AUSTRALIA has pretty strong legal protections for consumers using traditional credit products such as credit cards, payday loans and consumer leases.
But with the rise of new credit products like Buy Now, Pay Later (BNPL), the wild west is back. Hardly any laws apply. And they’re so easy to apply for.
That’s not to say that these newer products are completely unregulated. The Buy Now, Pay Later Industry Code of Practice is followed by almost every BNPL provider.
It requires providers to be transparent with all information. They must be fair with any fee changes. There has to be a strong complaint handling process. They must take into account customer vulnerability.
But the Industry Code places the burden on the consumer to tell the provider any problems they might have. This is unlike the Credit Act which has Responsible Lending Obligations to make sure that providers ask about the consumer’s financial status and that they verify that their product won’t cause financial hardship before providing it.
The Industry Code also doesn’t require providers to hold an Australian Credit Licence, meaning that they don’t have to comply with the same general conduct obligations.
In general, the Industry Code just isn’t as thorough as the Credit Act. So, there are lots of loopholes that open up consumers to harm.
The Government has launched a consultation process on regulating Buy Now, Pay Later with an options paper laying out a few possible ways forward.
Here are some of the big issues caused by the lack of regulation that they want to address.
BNPL causes poor consumer outcomes and financial hardship.
BNPL charges excessive consumer fees and lacks clear product disclosure practices.
Consumers are often encouraged to use it for essential purchases like groceries and utilities.
Three options to address this are explored in the paper.
The light option is to fix up the Industry Code and make providers use an ‘affordability assessment’.
A slightly heavier touch is to make BNPL follow some relevant sections of the Credit Act. This would mean BNPL providers have to get an Australian Credit Licence and follow modified Responsible Lending Obligations. In addition, the Industry Code would be fixed.
Lastly, the heaviest option would be to change the Credit Act. This would make BNPL follow all the same requirements that apply to other cards.
BNPL only makes up around 2 per cent of all Australian credit and debit card purchases but it is quickly growing.

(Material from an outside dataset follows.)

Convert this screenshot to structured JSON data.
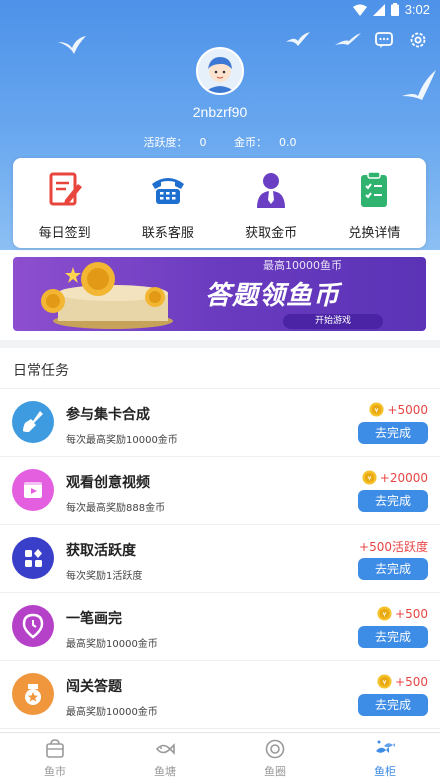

There’s no reason this market shouldn’t be regulated just as heavily as traditional credit products.
Otherwise, we’ll only see vulnerable consumers continue to be taken advantage of.